Only lines containing "label" belong in the answer, each copied from the entries below.

======== Records for processing

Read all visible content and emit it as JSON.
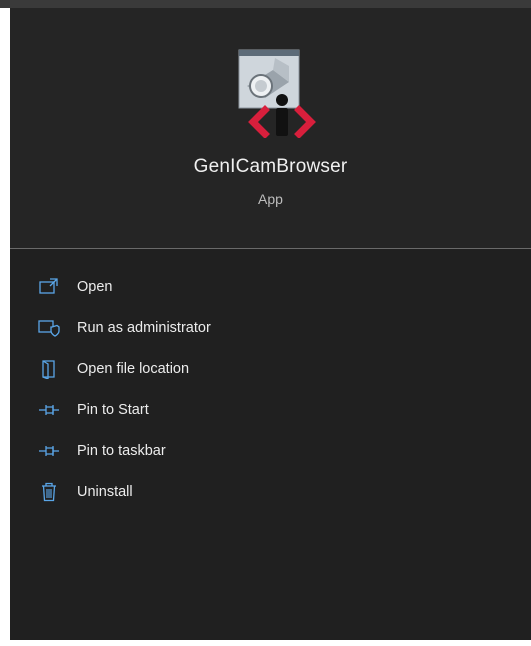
{
  "app": {
    "name": "GenICamBrowser",
    "kind": "App",
    "icon": "genicam-browser-icon"
  },
  "colors": {
    "panel_bg": "#202020",
    "header_bg": "#252525",
    "accent_icon": "#5aa6e8",
    "brand_red": "#d81f3c"
  },
  "menu": {
    "items": [
      {
        "label": "Open",
        "icon": "open-icon"
      },
      {
        "label": "Run as administrator",
        "icon": "run-as-admin-icon"
      },
      {
        "label": "Open file location",
        "icon": "open-file-location-icon"
      },
      {
        "label": "Pin to Start",
        "icon": "pin-icon"
      },
      {
        "label": "Pin to taskbar",
        "icon": "pin-icon"
      },
      {
        "label": "Uninstall",
        "icon": "trash-icon"
      }
    ]
  }
}
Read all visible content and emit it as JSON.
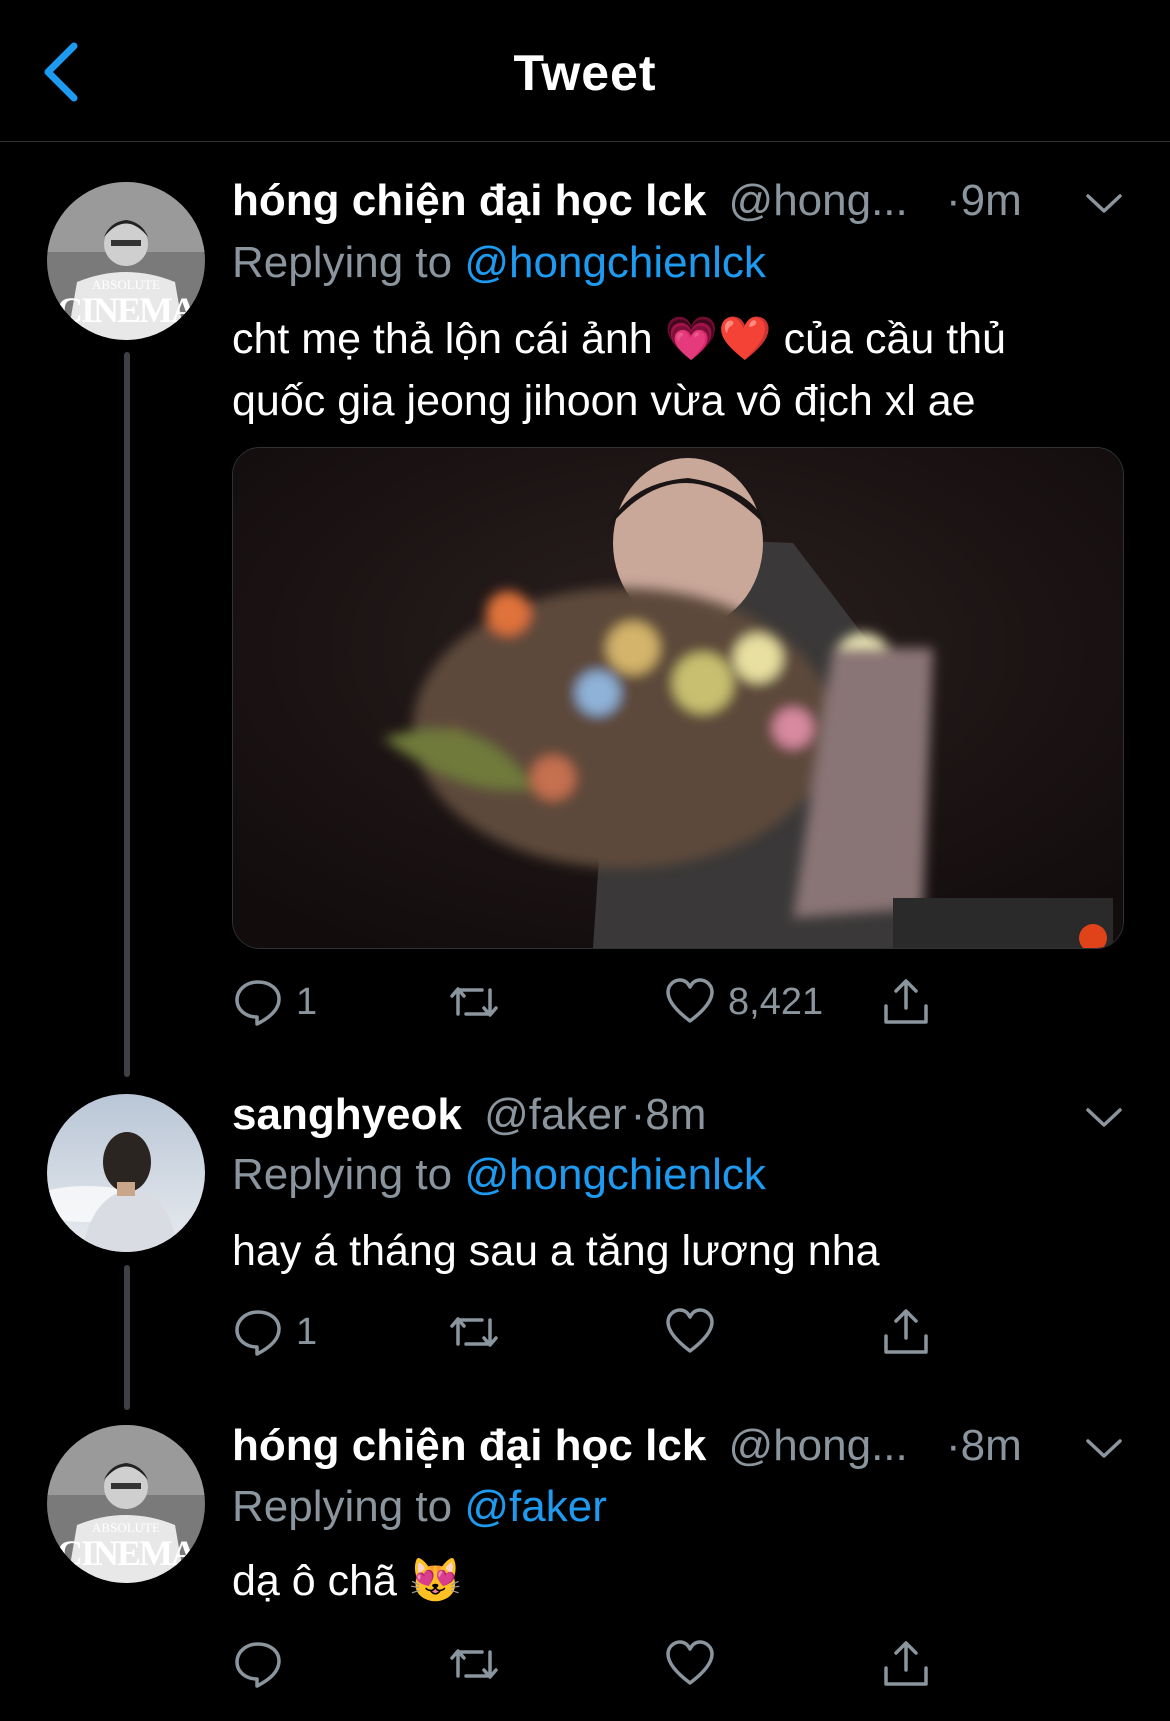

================

Expected answer:
        "label": "Open",
        "label": "Run as administrator",
        "label": "Open file location",
        "label": "Pin to Start",
        "label": "Pin to taskbar",
        "label": "Uninstall",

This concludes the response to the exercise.